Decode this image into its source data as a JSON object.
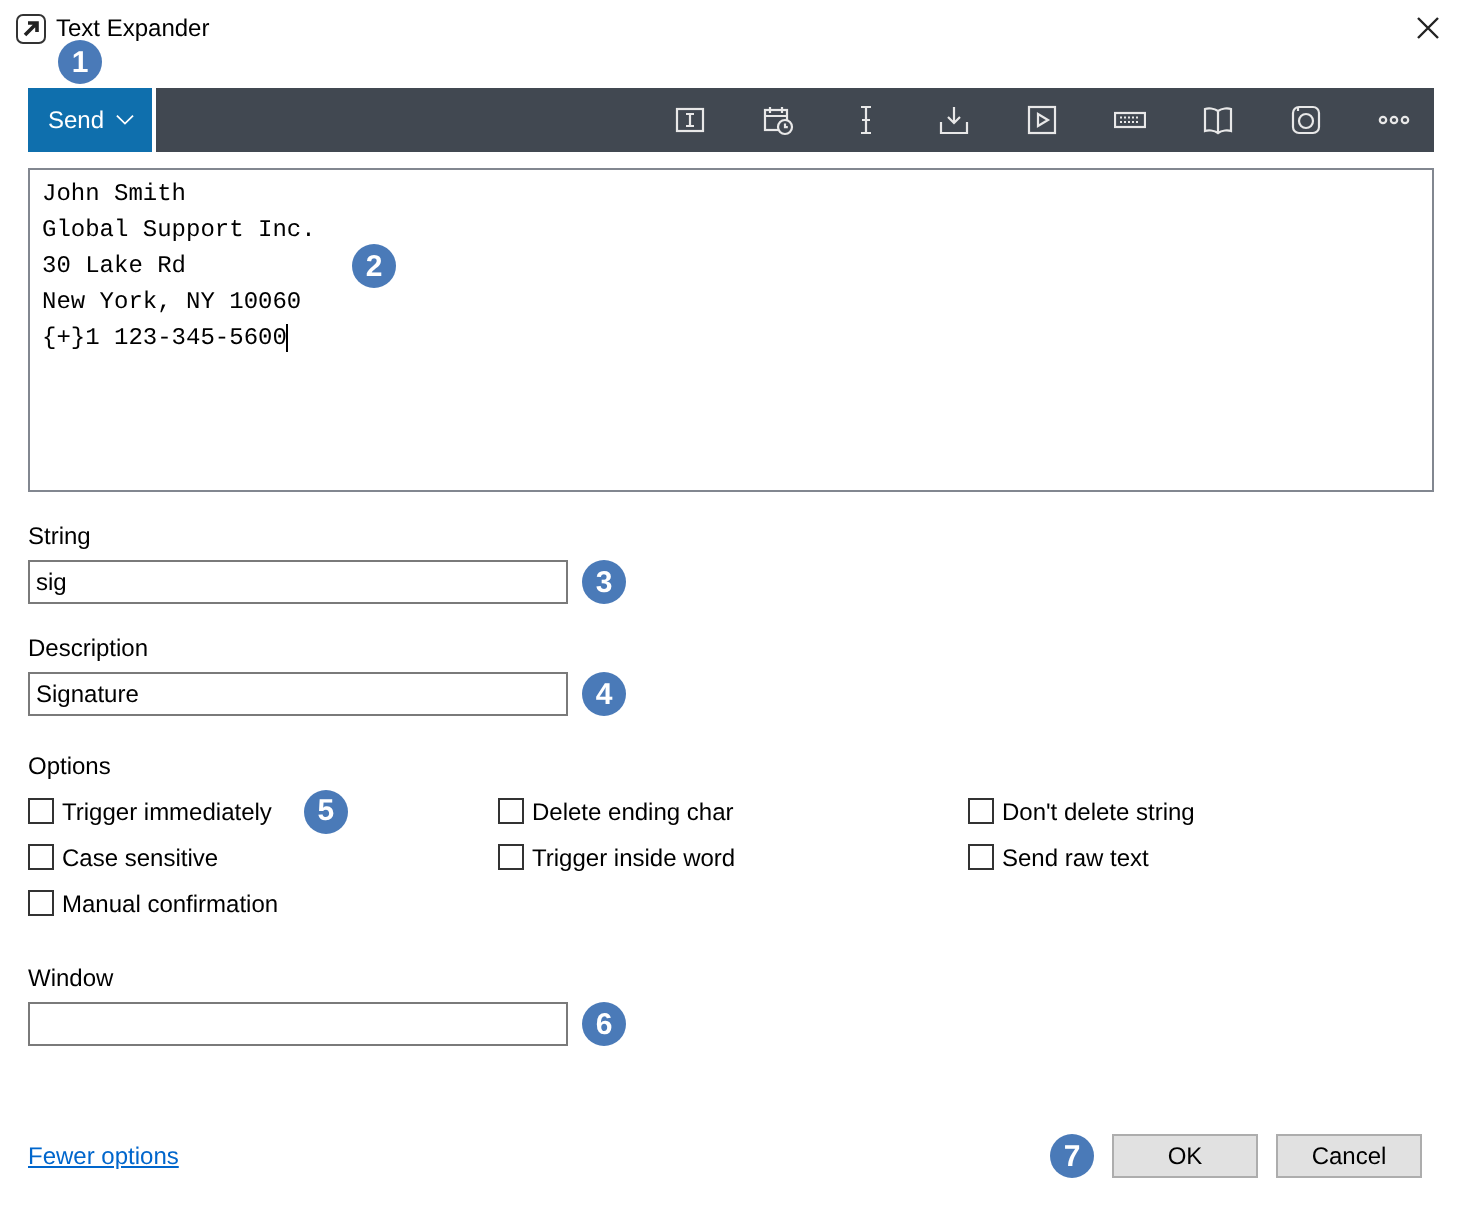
{
  "window": {
    "title": "Text Expander"
  },
  "toolbar": {
    "send_label": "Send",
    "callout": "1"
  },
  "editor": {
    "lines": [
      "John Smith",
      "Global Support Inc.",
      "30 Lake Rd",
      "New York, NY 10060",
      "{+}1 123-345-5600"
    ],
    "callout": "2"
  },
  "fields": [
    {
      "label": "String",
      "value": "sig",
      "callout": "3"
    },
    {
      "label": "Description",
      "value": "Signature",
      "callout": "4"
    }
  ],
  "options": {
    "label": "Options",
    "callout": "5",
    "checkboxes": [
      {
        "label": "Trigger immediately",
        "checked": false
      },
      {
        "label": "Delete ending char",
        "checked": false
      },
      {
        "label": "Don't delete string",
        "checked": false
      },
      {
        "label": "Case sensitive",
        "checked": false
      },
      {
        "label": "Trigger inside word",
        "checked": false
      },
      {
        "label": "Send raw text",
        "checked": false
      },
      {
        "label": "Manual confirmation",
        "checked": false
      }
    ]
  },
  "window_field": {
    "label": "Window",
    "callout": "6"
  },
  "footer": {
    "link": "Fewer options",
    "callout": "7",
    "buttons": [
      "OK",
      "Cancel"
    ]
  }
}
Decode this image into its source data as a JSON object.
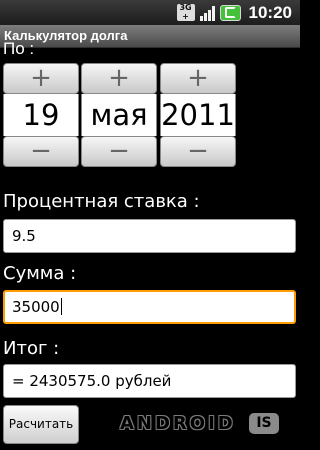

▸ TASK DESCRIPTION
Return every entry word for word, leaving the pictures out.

▸ RESULT OF THIS EXERCISE
Decode this image into its source data as a JSON object.
{
  "window": {
    "title": "Text Expander"
  },
  "toolbar": {
    "send_label": "Send",
    "callout": "1"
  },
  "editor": {
    "lines": [
      "John Smith",
      "Global Support Inc.",
      "30 Lake Rd",
      "New York, NY 10060",
      "{+}1 123-345-5600"
    ],
    "callout": "2"
  },
  "fields": [
    {
      "label": "String",
      "value": "sig",
      "callout": "3"
    },
    {
      "label": "Description",
      "value": "Signature",
      "callout": "4"
    }
  ],
  "options": {
    "label": "Options",
    "callout": "5",
    "checkboxes": [
      {
        "label": "Trigger immediately",
        "checked": false
      },
      {
        "label": "Delete ending char",
        "checked": false
      },
      {
        "label": "Don't delete string",
        "checked": false
      },
      {
        "label": "Case sensitive",
        "checked": false
      },
      {
        "label": "Trigger inside word",
        "checked": false
      },
      {
        "label": "Send raw text",
        "checked": false
      },
      {
        "label": "Manual confirmation",
        "checked": false
      }
    ]
  },
  "window_field": {
    "label": "Window",
    "callout": "6"
  },
  "footer": {
    "link": "Fewer options",
    "callout": "7",
    "buttons": [
      "OK",
      "Cancel"
    ]
  }
}
Decode this image into its source data as a JSON object.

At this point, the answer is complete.